The basement in
29, rue du Général de Gaulle
North of France
Object: Naughty is the new nice.
Over the years, I've sent you over a dozen letters, but you never bothered answering any of them even though you and I have lots in common.
I live in the north of France in a small town nobody ever visits by choice. You're in the North Pole, a place nobody ever visits at all. And though we both endure bad weather, we maintain a naturally cheerful disposition.
Living in Carvin with the Ruchets, my evil foster parents, is hell.
Scraping the remains of Madame Ruchet's dinner is the only way I feed myself before curling up to sleep on a dank mattress in the basement. I'm forced to clean the entire red-bricked house until it's spotless. I look after the Ruchets' eight-year-old twins who think making me the target of their spitting contest is the ultimate fun. I always wondered why they got presents while I never did.
The only thing that kept me sane was my love for music and the hope that I would find a family who loves me for who I am.
But everything changed last October when my teacher announced the annual tenth-grader trip to Paris.
I could already picture myself in the City of Lights, roaming in its little quaint streets, climbing up the Eiffel Tower, and grinning back at the Mona Lisa.
There was one big obstacle.
Monsieur Ruchet said he would sign my permission slip only if I got a good grade at my next Math test.
Now if he'd chosen any other subject, I'd have been sure to succeed. But Math is my Achilles' heel. I never managed to do better than a measly 5 out of 20. I don't think my teacher, Monsieur Martin, even looks at my tests anymore.
However, I refused to let this temporary setback bring me down. If there was the slightest chance that I could go to Paris, I was going to do everything in my power to make it happen.

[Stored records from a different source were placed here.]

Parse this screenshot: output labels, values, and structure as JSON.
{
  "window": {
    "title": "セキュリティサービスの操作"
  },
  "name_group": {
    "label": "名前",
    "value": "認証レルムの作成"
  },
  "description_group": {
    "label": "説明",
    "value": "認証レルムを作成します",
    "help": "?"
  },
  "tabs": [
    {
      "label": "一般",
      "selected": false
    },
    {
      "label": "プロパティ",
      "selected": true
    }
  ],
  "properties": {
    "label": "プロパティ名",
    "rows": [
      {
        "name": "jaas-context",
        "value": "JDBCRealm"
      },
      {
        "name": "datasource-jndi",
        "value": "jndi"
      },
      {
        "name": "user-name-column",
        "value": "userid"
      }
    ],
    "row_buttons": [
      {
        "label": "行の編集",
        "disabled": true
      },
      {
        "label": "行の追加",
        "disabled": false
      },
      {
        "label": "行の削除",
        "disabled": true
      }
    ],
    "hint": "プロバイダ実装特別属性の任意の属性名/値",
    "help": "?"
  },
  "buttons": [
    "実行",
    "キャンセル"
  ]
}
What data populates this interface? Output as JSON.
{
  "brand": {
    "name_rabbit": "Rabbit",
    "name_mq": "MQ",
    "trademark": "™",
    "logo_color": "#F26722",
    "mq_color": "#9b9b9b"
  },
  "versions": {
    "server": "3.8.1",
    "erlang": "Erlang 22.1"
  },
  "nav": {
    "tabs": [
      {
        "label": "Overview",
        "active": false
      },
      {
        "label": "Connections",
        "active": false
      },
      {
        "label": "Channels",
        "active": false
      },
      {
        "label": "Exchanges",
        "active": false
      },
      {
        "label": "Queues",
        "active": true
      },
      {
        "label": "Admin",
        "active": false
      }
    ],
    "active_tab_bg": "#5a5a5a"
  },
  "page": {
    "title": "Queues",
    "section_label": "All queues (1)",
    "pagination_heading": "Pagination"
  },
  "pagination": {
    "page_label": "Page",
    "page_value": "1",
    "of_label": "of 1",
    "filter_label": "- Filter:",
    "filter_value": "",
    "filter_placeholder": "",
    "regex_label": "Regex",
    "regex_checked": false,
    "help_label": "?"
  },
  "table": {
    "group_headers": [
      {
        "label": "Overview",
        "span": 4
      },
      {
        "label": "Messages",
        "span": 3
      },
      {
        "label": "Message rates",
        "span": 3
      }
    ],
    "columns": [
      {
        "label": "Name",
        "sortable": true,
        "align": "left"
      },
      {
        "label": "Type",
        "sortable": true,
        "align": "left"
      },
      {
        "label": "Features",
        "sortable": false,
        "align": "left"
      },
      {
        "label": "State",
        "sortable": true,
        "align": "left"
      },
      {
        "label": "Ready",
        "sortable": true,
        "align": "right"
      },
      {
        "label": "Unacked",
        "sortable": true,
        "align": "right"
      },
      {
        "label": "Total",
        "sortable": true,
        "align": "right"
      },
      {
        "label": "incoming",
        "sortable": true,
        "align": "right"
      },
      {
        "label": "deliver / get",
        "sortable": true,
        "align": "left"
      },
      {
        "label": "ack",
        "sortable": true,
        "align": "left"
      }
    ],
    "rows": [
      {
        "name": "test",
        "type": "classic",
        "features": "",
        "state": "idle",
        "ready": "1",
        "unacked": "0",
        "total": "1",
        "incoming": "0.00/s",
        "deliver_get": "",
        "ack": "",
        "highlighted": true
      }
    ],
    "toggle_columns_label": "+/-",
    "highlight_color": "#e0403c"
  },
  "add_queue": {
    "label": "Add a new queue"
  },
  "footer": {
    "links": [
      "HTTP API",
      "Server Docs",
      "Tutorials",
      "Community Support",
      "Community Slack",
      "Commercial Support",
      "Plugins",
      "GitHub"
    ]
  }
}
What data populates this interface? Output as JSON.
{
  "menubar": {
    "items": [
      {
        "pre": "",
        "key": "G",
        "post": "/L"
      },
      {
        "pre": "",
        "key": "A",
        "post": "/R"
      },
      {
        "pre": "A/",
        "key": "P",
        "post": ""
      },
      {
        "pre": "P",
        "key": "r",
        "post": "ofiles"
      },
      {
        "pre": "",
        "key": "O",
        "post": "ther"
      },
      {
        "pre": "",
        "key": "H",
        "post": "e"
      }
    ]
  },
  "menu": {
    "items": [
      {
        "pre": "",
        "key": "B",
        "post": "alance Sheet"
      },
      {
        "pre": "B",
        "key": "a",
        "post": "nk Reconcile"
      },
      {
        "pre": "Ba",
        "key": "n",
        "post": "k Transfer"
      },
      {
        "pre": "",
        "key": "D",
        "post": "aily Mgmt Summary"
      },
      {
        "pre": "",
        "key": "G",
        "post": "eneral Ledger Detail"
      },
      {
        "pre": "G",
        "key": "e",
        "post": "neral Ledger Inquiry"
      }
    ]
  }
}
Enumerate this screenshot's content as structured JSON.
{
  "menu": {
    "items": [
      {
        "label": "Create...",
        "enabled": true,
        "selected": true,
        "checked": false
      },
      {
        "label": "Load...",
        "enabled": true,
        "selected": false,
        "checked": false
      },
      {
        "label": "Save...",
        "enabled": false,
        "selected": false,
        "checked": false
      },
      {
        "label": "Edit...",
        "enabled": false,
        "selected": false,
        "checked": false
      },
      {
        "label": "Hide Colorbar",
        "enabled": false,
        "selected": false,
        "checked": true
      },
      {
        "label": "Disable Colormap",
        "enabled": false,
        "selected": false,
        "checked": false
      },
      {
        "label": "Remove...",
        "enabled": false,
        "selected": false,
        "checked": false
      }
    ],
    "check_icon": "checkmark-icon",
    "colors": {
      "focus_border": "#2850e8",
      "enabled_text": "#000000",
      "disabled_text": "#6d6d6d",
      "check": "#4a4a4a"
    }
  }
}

I studied and poured over my Math book every night for two weeks. Using my flickering flashlight, I tried to ignore the rats scurrying in the basement, knocking themselves senseless against broken TVs and every other piles of trash in the basement.
Test day finally arrived and I thought I did OK.
A week later, the teacher had corrected our tests and my grade was only a 5 out of 20. Again.
I didn't have time to argue with Monsieur Martin or to convince Monsieur Ruchet that my teacher had it in for me. The next day was the last to return the permission slip for the trip.
That evening, after careful consideration, a solution emerged from the heap of rotten ideas piling in my mind.
Easy, quick, effective.
I fished my test and a red pen out of my bag.
That red 5 stood out more than Rudolf's nose when he catches a cold. I closed my eyes and opened them once more.
It was still there, taunting me.
I took my pen and with one decisive stroke, I added a 1 in front of the 5. My bad 5 became a brilliant 15 out of 20!
YOU ARE READING
A French Girl in New York ( The French Girl Series #1)Teen Fiction
Maude Laurent is a spirited 16 year-old orphan who grew up in a small, provincial town in the North of France with a passion for piano and a beautiful voice. One day in Paris, she is discovered by an American music producer who takes her to New Yor...